ICRPG’s “any setting is possible” approach is actually problematic from this perspective. It is great for the system because we can play any games we like with this one simple system. On the other hand, I have no way of knowing how many sales I can get for any genre, be it sci-fi, fantasy, modern etc. That’s because there is fragmentation in the user base. For 3rd party content, it is a big headache.

Long story short, there are many problems in the 3rd party publishing scene.

This isn’t why I haven’t published any adventures yet though. Like I said, I was looking at this as a hobby, and money wasn’t an issue.

The issue is time. I have only so much free time to dedicate to publishing and after playing D&D 5E for many months, I once again saw how bad that system is. Inspiration struck and I started working on my new RPG system aimed primarily at D&D players.

It is basically D&D in the form of ICRPG, but much more simplified and streamlined, with tweaks where necessary to plug the weaknesses and stupidities I see in D&D each week at my gaming table. Yet it will mostly be ICRPG combatible. I expect that any new rules I introduce can be ported to ICRPG without any problems.

Anyway, it will take a long time to finish and it takes up all my alotted publishing time for the time being. That’s why I’m not writing any adventures currently, even though that would be fun.

In a few months, my writing should slow down and I’d need to test the system at the table. Maybe then I’ll be able to write an adventure. Who knows.

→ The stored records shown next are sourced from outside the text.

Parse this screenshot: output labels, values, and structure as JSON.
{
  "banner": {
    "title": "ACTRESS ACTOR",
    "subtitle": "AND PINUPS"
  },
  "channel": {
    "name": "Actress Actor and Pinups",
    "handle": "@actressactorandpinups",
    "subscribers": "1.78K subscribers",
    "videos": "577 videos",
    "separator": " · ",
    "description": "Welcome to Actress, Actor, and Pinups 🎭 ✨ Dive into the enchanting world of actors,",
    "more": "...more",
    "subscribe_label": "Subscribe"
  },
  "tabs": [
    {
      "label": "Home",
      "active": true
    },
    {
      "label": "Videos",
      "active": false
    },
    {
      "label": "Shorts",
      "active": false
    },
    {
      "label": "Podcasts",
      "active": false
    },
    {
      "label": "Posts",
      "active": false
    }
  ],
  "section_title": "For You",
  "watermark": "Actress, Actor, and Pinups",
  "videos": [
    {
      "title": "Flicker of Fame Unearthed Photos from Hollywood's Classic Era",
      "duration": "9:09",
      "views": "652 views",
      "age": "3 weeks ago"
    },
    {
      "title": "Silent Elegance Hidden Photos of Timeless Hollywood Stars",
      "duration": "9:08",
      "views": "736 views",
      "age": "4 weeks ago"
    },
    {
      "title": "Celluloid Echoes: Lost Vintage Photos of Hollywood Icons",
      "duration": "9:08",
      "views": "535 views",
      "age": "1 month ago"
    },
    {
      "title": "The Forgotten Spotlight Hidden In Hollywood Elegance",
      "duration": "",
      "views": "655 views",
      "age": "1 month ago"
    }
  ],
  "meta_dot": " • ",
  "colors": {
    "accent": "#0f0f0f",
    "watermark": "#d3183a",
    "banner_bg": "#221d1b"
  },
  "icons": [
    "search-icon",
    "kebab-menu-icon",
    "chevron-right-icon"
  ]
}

As a note, any adventure I would create would be just like @JDH says and what @chamochin expects: They would work as a baseline with multiple options and you’d be able to hack them to fit your vision and your table.

As the final note, publishing needs to be supported to happen.

Cheers for reading my impenetrable wall of text.


I don’t have a full dungeon, but I run my Darkest Dungeon-games as a low-prep sidescrolling dungeon crawl.
Have players roll a d4 for the biome (1: Ruins, 2: Weald, 3: Warrens, 4: Cove), prep 3-5 rooms and biome-specific monsters (which monsters can be found in which biome can be researched in the Darkest Dungeon-wiki) plus stuff to interact like curios, things that trigger stress-checks.
If players move from room to room roll a skull dice. Skull face means there’s monsters, no skull face means there’s no monsters. Have a big boss in the last room and a simple plot hook like: “There’s a pig-like abomination in the ruins. Those who rid us of that wretched being, shall be rewarded greatly.” or “The barkeeper of our tavern has gone missing in the cove. There’s rumours of horrible fish beings and eldritch priests. Help us open the tavern again. Drinks will be on the house.” etc.


It’s crazy we had the same idea!! So cool I love Darkest Dungeon so much.
I did the same for Mork Borg!


I think that ICRPG needs at least one fully kitted adventure module(preferably fantasy setting). It would help new DMs and would be a good way in promoting ICRPG as whole. I think of it like DnD starter sets. You get the rules and one starting adventure to start right away. It could be separate purchase, but you get the idea.


There’s a big collection of ICRPG-adventures (see here: Confused about recommended adventures) that one can play in lieu of a “starter set”. I feel they exactly serve the purpose of introducing new players to the game.


Oh god, I totally agree with you on that idea!
I miss it so much!